Writer:Ivan Cotroneo, Francesca Marciano, Maria Sole Tognazzi
Forty-something Irene had a dream job that made her life easy: she was indeed a luxury hotel inspector and her work got carried out in a wonderful ever-renewed setting, from Paris to Gstaad... . You can read more in Google, Youtube, Wiki
Angela H (mx) wrote: Great performance by Ritter and Sandvig.
Robert G (it) wrote: Unfunny, cliche', and extremely boring.
Timm S (nl) wrote: Hrmm...nah, Not So Good. The Beginning Is Certainly A Good Attention Grabber, The Rest Just Slowly Fades Away In A Big Fat Morass Of WTF.
Tuomo T (ag) wrote: Ihan mielenkiintoinen toimintaleffa Soi Cheangilta.
Alex V (de) wrote: Tony Kaye's talkin' bout the issues! Issues other than the ones he touched on about a decade ago, involving a certain Oscar-nominated curb-stomping skinhead. He uses very similar stark, black-and-white imagery here for a twofold purpose: to demonstrate the illusion that abortion is a black and white issue, when it fact it is a series of layered gray areas. It is also used as a layer of grit spread on top of the film, to make the often shocking imagery seem almost more real. This is not stacked on either side of the heated abortion argument. Instead, it shows both extremes at the barest and ugliest. Kaye juxtaposes images and scenes of real-life abortions with those of the OB-GYNs who were murdered by extreme pro-life advocates. Both are equally horrific to behold. What's most shocking is how timely the whole thing feels, despite the fact that Kaye filmed most of his footage over a decade ago. It's chilling, eye-opening, and brutally educational, albeit quite long.
Adam T (mx) wrote: Baz Luhrman's antipodean Gone WIth the Wind-style epic strives to do a lot in its bulky screen time. It's a western, a war movie and on top of that, a social consciousness movie. The latter is its most forced and least convincing element. Nonetheless, it is an entertaining film and features a strong cast of legendary Aussie actors.

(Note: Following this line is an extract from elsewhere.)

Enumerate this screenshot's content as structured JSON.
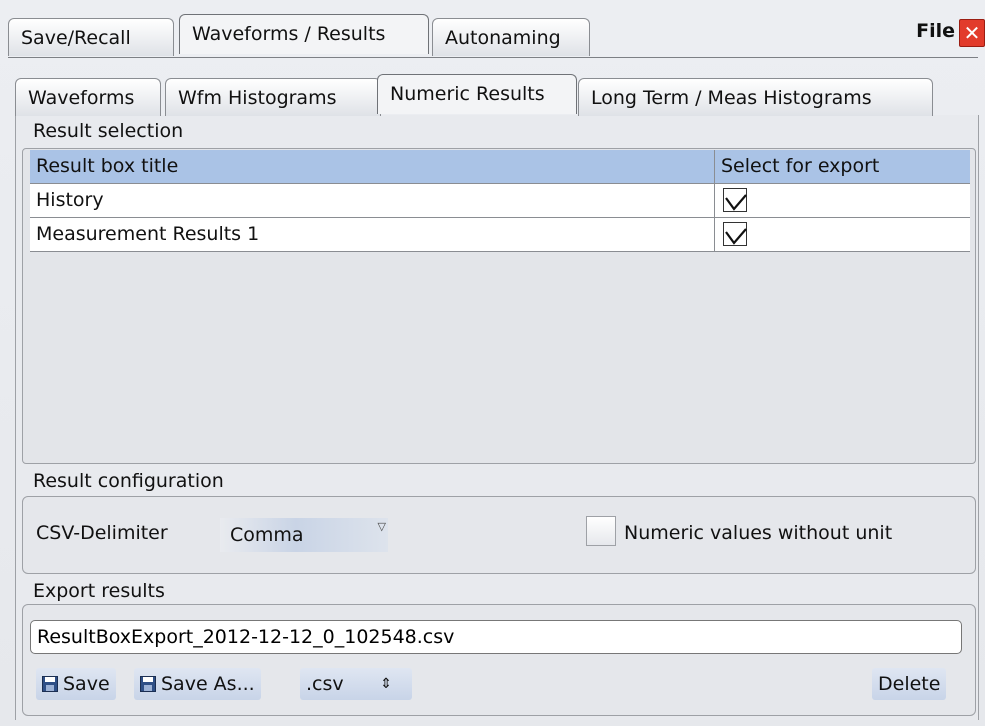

Jonah M (es) wrote: Watch it. In my opinion i really enjoyed this movie. A lot of people get it mistaken for a horror flick, which it isn't. Hugh Jackman Sank into the role, killing it like usual. Kate Beckinsale on the other hand, wasn't great. Her acting wasn't on point, and was just plain sloppy. I would watch this movie. It's never gonna be your favorite or incredible! But I've seen this movie a couple times, and it is very entertaining.
Amary F (kr) wrote: A very interesting depiction of the Harlem Renaiscance. There were distinct messages to a magic time where Black culture would flourish, and it could very well give strong messages to the world today! Very educative too.
Levi L (au) wrote: Only thing I remember about this movie is... "You need a job." "A blowjob?" "No, for money!" "I'll pay!"
Miles S (mx) wrote: Its not the best and not the worst.
Lee H (fr) wrote: This is one fantastic war movie for its realism, depth, and acting. Mel Gibson excels in another role of rough edged tough leader with a soft side and religious aspect. Some neat symbolism and occasionally outstanding cinematography accent this great film.